Three bus-loads of lawyers from Madurai turned up at the Madras High Court to protest against contempt proceedings against two of them

Madras HC turns war-zone over controversial advocates case unruliness galoreImage: Wikimedia commons
news Thursday, September 17, 2015 - 08:34

As tensions simmers at the Madras High Court campus over the suo motu contempt proceedings initiated by the HC against two Madurai-based Bar members, who also happen to be heavyweights, heavy reinforcements were called in to protect the judges, as bus-loads of lawyers poured into the Chennai court-campus from Madurai. The two-judge bench hearing the case was shielded by iron barricades and hundreds of policemen.

Media reports suggest that the trouble first started when some lawyers blocked NSC Bose Road and were dispersed by the police. At 2 15 PM, when the hearing began, hundreds of lawyers tried to enter the court premises, where the hearing was to be held in-camera. Soon after, “defamatory slogans” were raised against the judges, says TNIE.

The lawyers wanted to meet the governor too, but could not do so.

The ninety-minute hearing on a contempt proceeding, the Madurai-lawyers facing contempt charges said they had nothing to do with a rally which was held in Madurai court campus earlier this month releasing a list of corrupt judges.

Times of India reports that the jurists say that action should be taken against lawyers for their unruly behaviour. Jurists have told ToI that there are three options - one, the bar council should dismiss the culprits; two, the high court itself should take action against the lawyers; and three, the police should take action against the lawyers.

Says ToI,

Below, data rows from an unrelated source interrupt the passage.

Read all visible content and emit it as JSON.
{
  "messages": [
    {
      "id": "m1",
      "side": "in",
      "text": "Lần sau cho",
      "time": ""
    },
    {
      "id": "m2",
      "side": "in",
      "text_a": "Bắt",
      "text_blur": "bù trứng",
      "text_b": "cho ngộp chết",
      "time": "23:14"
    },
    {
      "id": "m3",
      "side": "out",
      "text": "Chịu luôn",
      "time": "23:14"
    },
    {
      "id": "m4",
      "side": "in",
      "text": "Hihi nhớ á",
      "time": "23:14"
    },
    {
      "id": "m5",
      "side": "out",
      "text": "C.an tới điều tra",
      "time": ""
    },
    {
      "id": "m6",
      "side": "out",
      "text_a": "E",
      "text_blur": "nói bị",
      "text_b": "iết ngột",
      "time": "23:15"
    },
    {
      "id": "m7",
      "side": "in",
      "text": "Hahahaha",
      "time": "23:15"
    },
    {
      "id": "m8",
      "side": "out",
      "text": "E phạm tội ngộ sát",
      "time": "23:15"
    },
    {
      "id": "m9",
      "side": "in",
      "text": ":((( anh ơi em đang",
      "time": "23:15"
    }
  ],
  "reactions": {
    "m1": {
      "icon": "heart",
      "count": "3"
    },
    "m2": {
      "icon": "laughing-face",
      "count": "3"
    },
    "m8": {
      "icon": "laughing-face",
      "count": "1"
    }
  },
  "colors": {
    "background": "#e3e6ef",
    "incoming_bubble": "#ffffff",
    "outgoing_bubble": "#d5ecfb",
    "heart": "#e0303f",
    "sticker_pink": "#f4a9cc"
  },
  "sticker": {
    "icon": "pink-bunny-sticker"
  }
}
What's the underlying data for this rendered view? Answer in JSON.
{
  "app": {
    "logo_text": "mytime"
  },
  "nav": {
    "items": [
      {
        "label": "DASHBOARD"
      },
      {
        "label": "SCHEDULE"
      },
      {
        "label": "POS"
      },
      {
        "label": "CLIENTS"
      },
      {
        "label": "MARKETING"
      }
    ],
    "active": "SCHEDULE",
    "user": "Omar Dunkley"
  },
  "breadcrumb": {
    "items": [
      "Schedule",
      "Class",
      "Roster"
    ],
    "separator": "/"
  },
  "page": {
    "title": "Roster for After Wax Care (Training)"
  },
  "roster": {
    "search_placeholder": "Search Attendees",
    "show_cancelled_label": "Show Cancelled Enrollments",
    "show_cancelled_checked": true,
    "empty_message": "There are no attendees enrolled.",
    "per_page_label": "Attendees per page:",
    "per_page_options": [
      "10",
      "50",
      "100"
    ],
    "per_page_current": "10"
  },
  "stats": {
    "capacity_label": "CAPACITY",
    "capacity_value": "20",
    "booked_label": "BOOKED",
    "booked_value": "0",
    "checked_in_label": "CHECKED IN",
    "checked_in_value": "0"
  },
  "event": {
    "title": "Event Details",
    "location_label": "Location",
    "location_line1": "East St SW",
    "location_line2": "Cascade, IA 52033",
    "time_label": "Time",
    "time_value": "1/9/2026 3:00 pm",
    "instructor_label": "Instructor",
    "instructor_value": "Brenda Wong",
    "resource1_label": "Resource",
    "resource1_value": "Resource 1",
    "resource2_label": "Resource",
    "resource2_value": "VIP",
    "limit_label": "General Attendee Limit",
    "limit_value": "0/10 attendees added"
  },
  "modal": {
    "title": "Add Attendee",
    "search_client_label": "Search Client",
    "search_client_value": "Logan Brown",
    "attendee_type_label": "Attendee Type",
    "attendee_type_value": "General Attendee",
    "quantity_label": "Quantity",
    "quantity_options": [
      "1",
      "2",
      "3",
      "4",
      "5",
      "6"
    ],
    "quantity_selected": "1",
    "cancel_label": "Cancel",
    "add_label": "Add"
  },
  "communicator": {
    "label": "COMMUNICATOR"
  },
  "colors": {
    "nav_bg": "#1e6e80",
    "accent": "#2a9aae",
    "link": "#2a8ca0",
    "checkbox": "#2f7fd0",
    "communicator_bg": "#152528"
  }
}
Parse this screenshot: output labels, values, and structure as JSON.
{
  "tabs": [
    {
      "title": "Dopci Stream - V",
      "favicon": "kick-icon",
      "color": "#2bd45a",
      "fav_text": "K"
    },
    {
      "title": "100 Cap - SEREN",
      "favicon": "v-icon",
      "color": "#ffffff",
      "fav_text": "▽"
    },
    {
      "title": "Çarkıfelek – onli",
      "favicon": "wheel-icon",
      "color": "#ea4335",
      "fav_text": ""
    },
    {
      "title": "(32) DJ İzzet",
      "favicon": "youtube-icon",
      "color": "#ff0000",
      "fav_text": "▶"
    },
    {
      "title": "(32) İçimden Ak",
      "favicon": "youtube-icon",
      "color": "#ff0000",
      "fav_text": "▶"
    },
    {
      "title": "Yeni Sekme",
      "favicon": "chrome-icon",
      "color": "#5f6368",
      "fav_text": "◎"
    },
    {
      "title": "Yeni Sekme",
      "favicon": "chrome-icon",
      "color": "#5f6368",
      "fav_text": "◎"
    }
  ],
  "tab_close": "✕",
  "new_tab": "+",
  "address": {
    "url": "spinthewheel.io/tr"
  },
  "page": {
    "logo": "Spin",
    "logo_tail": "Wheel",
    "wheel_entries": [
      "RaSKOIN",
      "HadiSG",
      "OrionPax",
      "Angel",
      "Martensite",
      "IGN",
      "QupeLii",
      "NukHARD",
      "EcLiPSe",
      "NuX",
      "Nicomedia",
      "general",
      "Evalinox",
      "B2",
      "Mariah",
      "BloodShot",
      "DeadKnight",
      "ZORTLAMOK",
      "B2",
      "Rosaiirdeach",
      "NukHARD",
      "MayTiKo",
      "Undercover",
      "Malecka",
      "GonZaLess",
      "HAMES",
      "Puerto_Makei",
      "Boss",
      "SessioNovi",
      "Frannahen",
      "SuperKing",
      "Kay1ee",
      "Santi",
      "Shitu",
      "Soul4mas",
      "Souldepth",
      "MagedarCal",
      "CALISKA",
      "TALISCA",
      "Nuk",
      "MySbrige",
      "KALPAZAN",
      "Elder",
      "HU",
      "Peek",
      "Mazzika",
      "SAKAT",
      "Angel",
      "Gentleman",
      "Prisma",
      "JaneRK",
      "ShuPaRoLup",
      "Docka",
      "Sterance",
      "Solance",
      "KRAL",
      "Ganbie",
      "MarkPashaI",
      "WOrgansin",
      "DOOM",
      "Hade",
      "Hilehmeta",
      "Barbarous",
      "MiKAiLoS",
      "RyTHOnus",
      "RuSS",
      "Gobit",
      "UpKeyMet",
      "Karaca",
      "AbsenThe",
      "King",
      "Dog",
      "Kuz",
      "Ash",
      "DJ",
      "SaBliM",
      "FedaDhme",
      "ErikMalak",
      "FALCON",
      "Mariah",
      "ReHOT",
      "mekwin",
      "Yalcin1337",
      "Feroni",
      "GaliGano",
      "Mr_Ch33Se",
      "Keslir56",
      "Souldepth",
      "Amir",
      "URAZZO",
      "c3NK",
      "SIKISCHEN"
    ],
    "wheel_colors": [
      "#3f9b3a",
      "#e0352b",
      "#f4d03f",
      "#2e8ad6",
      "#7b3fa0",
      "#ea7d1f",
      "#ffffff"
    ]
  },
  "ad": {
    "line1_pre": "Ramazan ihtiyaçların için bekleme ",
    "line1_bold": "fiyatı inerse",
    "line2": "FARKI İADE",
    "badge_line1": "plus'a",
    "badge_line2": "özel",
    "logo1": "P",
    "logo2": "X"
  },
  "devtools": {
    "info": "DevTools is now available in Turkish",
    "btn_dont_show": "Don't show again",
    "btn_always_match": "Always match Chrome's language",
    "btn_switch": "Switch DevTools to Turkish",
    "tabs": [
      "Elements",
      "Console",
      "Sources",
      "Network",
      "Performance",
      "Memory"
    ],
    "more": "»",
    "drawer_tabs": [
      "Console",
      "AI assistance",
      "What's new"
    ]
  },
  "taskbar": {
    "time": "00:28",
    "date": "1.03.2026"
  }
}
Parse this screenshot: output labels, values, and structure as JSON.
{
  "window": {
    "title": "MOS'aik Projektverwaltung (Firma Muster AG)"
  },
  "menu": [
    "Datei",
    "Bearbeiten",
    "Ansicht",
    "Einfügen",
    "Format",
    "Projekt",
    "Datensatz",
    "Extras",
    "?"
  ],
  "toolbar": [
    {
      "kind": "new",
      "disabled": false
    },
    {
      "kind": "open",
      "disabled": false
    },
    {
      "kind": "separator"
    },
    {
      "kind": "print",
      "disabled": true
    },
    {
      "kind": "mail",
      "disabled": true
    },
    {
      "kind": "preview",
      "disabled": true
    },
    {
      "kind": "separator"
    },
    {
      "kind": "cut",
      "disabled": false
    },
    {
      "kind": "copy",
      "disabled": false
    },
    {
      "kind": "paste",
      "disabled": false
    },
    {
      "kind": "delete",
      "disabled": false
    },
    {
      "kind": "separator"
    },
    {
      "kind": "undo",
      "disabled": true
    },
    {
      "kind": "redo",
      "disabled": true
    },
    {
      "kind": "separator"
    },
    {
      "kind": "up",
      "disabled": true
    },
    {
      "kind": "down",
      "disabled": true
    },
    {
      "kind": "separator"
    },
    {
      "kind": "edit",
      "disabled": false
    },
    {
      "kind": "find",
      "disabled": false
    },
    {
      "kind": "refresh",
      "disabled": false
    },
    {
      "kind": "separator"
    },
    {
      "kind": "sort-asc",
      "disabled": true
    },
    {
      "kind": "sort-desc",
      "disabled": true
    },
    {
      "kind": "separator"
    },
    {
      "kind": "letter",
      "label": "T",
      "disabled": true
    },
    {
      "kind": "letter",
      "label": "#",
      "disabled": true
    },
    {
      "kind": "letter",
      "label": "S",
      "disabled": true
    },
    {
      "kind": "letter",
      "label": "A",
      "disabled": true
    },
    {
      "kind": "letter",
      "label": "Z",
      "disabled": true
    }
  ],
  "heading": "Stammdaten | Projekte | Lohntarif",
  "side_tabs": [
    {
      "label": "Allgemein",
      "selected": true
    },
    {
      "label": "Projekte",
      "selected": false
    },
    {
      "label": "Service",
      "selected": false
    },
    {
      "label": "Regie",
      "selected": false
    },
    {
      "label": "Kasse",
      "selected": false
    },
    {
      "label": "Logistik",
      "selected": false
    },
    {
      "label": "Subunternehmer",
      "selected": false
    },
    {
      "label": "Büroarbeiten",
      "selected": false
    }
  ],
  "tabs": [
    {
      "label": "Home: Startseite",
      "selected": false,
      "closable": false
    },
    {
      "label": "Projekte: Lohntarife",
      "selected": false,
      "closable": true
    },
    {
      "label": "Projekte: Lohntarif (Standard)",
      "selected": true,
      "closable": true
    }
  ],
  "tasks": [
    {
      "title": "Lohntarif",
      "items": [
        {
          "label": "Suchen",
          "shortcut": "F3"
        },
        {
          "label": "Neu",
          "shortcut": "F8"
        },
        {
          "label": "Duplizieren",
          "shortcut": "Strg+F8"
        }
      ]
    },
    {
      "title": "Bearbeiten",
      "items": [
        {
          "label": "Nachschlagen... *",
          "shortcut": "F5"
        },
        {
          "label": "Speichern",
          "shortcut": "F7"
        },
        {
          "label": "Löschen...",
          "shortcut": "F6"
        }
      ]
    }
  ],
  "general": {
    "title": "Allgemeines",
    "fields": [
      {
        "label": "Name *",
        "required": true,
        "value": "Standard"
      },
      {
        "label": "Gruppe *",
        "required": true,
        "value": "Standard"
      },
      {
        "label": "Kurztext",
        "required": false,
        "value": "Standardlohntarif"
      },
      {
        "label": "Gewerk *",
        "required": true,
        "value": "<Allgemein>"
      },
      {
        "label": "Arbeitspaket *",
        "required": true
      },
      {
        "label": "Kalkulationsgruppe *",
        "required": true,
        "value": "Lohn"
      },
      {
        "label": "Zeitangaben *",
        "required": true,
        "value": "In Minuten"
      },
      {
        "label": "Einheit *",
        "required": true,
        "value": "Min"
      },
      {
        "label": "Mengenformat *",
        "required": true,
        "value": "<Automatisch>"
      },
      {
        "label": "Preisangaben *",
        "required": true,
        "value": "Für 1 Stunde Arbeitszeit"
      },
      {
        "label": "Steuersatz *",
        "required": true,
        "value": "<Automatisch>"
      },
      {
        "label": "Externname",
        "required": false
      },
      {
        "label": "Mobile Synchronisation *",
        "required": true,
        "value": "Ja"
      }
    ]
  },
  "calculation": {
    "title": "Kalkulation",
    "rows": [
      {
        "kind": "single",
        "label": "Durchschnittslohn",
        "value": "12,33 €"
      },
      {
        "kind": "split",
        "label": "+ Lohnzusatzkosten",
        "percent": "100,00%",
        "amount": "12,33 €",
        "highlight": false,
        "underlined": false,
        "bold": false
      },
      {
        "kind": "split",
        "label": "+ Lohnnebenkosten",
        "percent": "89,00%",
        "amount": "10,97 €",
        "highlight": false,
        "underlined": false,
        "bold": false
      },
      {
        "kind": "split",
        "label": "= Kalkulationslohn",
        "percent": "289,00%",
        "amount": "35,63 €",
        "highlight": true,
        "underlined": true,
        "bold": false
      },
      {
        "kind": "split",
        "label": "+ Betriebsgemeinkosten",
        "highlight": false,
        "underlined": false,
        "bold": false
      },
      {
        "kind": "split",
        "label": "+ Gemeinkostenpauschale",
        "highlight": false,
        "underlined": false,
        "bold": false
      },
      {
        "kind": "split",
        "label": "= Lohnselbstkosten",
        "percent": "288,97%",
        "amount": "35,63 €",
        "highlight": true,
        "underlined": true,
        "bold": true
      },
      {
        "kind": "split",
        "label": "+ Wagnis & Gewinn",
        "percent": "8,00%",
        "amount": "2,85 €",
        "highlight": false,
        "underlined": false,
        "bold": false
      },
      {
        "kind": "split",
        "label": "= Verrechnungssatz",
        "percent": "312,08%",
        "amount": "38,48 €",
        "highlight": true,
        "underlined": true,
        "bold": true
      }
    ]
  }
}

Non-action on the part of judiciary on such people is breeding more such incidents, senior advocate and additional solicitor general of India G Rajagopalan told TOI. Asked if en masse contempt action was possible at all, he shot back: “Why not? Of 8,000 practising lawyers, what harm would suspending 100-150 lawyers cause? Once suspended they lose their right to enter the court, and it will restore order immediately.”